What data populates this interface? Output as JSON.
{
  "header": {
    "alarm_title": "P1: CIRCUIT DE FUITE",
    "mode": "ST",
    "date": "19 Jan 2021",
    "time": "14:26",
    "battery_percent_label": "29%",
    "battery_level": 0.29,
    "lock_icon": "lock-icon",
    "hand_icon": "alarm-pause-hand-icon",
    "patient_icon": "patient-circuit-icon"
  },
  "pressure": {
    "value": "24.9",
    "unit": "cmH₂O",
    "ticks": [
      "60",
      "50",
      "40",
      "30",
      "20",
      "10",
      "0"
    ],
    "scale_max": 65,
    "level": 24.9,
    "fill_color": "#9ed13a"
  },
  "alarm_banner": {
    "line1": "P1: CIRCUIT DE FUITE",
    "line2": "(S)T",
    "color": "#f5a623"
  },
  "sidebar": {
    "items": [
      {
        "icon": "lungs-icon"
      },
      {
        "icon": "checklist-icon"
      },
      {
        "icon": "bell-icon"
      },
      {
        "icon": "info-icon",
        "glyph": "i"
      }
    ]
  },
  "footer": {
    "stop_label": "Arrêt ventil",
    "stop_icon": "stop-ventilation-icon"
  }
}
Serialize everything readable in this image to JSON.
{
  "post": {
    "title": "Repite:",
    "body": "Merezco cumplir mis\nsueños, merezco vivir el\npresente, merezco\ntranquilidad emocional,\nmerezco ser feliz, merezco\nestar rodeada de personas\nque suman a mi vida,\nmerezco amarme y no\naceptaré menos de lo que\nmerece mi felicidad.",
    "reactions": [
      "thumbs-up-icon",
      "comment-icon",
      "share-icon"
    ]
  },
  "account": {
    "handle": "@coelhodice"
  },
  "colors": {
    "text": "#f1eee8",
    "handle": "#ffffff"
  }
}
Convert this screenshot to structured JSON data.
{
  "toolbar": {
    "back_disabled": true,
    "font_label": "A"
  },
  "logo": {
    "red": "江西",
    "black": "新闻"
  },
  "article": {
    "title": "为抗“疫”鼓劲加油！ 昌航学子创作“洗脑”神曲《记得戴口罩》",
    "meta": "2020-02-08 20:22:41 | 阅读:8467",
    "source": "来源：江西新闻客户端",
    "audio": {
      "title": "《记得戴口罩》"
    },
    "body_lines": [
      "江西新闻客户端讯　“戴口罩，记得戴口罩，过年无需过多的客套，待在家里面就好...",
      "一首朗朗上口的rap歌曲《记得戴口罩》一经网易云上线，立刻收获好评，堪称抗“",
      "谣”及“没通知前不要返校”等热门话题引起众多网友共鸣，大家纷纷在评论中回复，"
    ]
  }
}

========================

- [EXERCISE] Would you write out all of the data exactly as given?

- [WRITTEN ANSWER]
What data populates this interface? Output as JSON.
{
  "header": {
    "alarm_title": "P1: CIRCUIT DE FUITE",
    "mode": "ST",
    "date": "19 Jan 2021",
    "time": "14:26",
    "battery_percent_label": "29%",
    "battery_level": 0.29,
    "lock_icon": "lock-icon",
    "hand_icon": "alarm-pause-hand-icon",
    "patient_icon": "patient-circuit-icon"
  },
  "pressure": {
    "value": "24.9",
    "unit": "cmH₂O",
    "ticks": [
      "60",
      "50",
      "40",
      "30",
      "20",
      "10",
      "0"
    ],
    "scale_max": 65,
    "level": 24.9,
    "fill_color": "#9ed13a"
  },
  "alarm_banner": {
    "line1": "P1: CIRCUIT DE FUITE",
    "line2": "(S)T",
    "color": "#f5a623"
  },
  "sidebar": {
    "items": [
      {
        "icon": "lungs-icon"
      },
      {
        "icon": "checklist-icon"
      },
      {
        "icon": "bell-icon"
      },
      {
        "icon": "info-icon",
        "glyph": "i"
      }
    ]
  },
  "footer": {
    "stop_label": "Arrêt ventil",
    "stop_icon": "stop-ventilation-icon"
  }
}
Serialize everything readable in this image to JSON.
{
  "post": {
    "title": "Repite:",
    "body": "Merezco cumplir mis\nsueños, merezco vivir el\npresente, merezco\ntranquilidad emocional,\nmerezco ser feliz, merezco\nestar rodeada de personas\nque suman a mi vida,\nmerezco amarme y no\naceptaré menos de lo que\nmerece mi felicidad.",
    "reactions": [
      "thumbs-up-icon",
      "comment-icon",
      "share-icon"
    ]
  },
  "account": {
    "handle": "@coelhodice"
  },
  "colors": {
    "text": "#f1eee8",
    "handle": "#ffffff"
  }
}
Convert this screenshot to structured JSON data.
{
  "toolbar": {
    "back_disabled": true,
    "font_label": "A"
  },
  "logo": {
    "red": "江西",
    "black": "新闻"
  },
  "article": {
    "title": "为抗“疫”鼓劲加油！ 昌航学子创作“洗脑”神曲《记得戴口罩》",
    "meta": "2020-02-08 20:22:41 | 阅读:8467",
    "source": "来源：江西新闻客户端",
    "audio": {
      "title": "《记得戴口罩》"
    },
    "body_lines": [
      "江西新闻客户端讯　“戴口罩，记得戴口罩，过年无需过多的客套，待在家里面就好...",
      "一首朗朗上口的rap歌曲《记得戴口罩》一经网易云上线，立刻收获好评，堪称抗“",
      "谣”及“没通知前不要返校”等热门话题引起众多网友共鸣，大家纷纷在评论中回复，"
    ]
  }
}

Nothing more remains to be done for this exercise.